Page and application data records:
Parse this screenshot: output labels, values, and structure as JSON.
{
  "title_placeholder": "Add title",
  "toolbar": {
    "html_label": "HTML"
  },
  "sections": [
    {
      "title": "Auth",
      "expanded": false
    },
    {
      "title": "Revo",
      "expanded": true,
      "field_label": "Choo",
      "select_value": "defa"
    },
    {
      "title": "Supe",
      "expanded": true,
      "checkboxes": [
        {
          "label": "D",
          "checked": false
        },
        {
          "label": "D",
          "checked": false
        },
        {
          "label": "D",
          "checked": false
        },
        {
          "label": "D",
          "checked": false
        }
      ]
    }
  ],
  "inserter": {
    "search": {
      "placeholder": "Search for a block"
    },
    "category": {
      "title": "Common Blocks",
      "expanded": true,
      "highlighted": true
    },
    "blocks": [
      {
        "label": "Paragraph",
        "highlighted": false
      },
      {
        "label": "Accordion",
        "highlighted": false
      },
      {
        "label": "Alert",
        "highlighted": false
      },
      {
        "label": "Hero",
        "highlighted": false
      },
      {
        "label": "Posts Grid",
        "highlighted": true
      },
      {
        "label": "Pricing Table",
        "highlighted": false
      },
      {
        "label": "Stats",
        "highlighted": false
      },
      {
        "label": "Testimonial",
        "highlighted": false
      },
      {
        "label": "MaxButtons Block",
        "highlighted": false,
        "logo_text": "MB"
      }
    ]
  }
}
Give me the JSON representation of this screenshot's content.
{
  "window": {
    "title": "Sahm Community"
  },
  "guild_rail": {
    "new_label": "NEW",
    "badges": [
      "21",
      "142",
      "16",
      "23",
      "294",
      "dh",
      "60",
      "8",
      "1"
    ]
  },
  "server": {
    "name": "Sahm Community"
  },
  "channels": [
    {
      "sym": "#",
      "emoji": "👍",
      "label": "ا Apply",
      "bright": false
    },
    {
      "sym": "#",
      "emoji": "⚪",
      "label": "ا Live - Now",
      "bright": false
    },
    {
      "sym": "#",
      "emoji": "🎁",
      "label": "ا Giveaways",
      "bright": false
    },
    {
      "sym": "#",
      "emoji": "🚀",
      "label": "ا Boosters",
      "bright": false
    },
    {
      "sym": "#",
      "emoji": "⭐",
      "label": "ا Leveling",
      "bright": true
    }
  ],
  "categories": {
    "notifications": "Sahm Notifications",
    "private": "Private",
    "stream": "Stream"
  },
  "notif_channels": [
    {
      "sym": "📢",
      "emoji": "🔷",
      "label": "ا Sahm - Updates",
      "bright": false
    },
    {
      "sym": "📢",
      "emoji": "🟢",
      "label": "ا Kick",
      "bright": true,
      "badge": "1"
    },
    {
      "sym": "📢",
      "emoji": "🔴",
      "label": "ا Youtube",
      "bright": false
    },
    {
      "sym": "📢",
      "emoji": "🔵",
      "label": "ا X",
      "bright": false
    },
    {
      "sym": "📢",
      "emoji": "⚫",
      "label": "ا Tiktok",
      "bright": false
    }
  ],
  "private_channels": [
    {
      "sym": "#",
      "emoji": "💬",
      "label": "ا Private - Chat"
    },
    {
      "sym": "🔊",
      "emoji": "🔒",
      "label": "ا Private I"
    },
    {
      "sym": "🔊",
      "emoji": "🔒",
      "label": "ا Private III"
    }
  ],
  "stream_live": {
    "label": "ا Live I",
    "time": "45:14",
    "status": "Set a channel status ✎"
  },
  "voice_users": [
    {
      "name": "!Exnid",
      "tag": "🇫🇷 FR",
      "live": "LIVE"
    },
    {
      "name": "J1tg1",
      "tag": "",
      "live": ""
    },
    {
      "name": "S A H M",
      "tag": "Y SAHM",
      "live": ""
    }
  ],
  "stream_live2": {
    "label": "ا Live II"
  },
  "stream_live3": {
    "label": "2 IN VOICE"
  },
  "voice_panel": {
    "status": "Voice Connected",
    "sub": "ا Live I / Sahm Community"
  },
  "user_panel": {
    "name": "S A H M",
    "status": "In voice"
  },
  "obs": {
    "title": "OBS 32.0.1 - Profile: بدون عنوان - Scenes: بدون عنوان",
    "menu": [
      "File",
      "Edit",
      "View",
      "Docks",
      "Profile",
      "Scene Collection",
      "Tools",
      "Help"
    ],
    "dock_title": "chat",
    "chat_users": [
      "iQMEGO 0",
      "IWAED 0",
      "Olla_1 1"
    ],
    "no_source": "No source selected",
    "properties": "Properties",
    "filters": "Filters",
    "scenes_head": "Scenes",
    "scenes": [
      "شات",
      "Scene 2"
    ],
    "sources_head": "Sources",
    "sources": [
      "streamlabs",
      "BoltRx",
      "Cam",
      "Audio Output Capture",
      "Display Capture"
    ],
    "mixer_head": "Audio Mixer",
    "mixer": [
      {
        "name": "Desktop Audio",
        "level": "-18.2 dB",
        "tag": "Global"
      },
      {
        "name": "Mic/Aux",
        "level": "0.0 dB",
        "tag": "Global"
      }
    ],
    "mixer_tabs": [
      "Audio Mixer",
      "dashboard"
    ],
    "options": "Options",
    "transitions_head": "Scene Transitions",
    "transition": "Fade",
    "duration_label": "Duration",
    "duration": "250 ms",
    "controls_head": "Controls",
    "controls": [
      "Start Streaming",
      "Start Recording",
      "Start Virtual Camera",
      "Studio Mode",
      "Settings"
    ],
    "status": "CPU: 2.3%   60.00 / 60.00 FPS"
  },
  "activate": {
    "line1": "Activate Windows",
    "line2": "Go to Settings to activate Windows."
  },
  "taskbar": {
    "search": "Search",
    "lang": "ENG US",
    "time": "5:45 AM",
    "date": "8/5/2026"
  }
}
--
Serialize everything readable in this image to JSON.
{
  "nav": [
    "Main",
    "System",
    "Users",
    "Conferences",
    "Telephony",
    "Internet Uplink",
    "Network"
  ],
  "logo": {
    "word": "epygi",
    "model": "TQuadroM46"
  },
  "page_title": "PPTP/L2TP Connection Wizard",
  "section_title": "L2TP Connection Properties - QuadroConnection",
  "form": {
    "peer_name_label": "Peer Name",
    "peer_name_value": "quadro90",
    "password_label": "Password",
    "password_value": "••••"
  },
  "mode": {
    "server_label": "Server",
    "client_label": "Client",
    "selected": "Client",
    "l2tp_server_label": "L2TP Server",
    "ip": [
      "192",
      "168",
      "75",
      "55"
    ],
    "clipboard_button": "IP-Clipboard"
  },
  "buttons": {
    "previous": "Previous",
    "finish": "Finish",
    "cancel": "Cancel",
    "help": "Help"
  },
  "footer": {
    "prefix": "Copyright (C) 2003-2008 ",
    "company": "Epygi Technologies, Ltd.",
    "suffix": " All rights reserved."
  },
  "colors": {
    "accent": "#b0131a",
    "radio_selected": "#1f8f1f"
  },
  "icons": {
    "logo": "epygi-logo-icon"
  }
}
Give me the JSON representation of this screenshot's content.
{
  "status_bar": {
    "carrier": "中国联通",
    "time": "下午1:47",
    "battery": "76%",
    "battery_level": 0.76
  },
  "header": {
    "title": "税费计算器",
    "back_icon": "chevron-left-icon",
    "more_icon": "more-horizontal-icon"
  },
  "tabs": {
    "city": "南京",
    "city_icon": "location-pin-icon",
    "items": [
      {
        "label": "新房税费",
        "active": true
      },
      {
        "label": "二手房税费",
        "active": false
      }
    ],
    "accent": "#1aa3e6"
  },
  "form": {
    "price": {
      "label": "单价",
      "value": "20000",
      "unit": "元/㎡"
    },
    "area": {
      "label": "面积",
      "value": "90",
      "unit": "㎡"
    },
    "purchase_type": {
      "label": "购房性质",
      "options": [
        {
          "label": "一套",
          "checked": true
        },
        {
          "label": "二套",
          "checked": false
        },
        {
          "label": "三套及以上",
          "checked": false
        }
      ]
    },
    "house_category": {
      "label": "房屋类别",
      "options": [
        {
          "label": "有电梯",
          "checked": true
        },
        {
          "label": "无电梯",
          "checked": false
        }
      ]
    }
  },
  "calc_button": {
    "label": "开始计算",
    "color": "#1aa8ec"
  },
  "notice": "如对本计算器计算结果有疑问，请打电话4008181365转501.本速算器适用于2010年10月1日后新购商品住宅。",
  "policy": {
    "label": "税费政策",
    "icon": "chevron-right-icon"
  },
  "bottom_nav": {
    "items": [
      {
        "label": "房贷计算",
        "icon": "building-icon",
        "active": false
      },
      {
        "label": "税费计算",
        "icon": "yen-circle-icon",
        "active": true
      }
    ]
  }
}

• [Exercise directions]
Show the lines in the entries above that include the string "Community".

• [Task answer]
    "title": "Sahm Community"
    "name": "Sahm Community"
    "sub": "ا Live I / Sahm Community"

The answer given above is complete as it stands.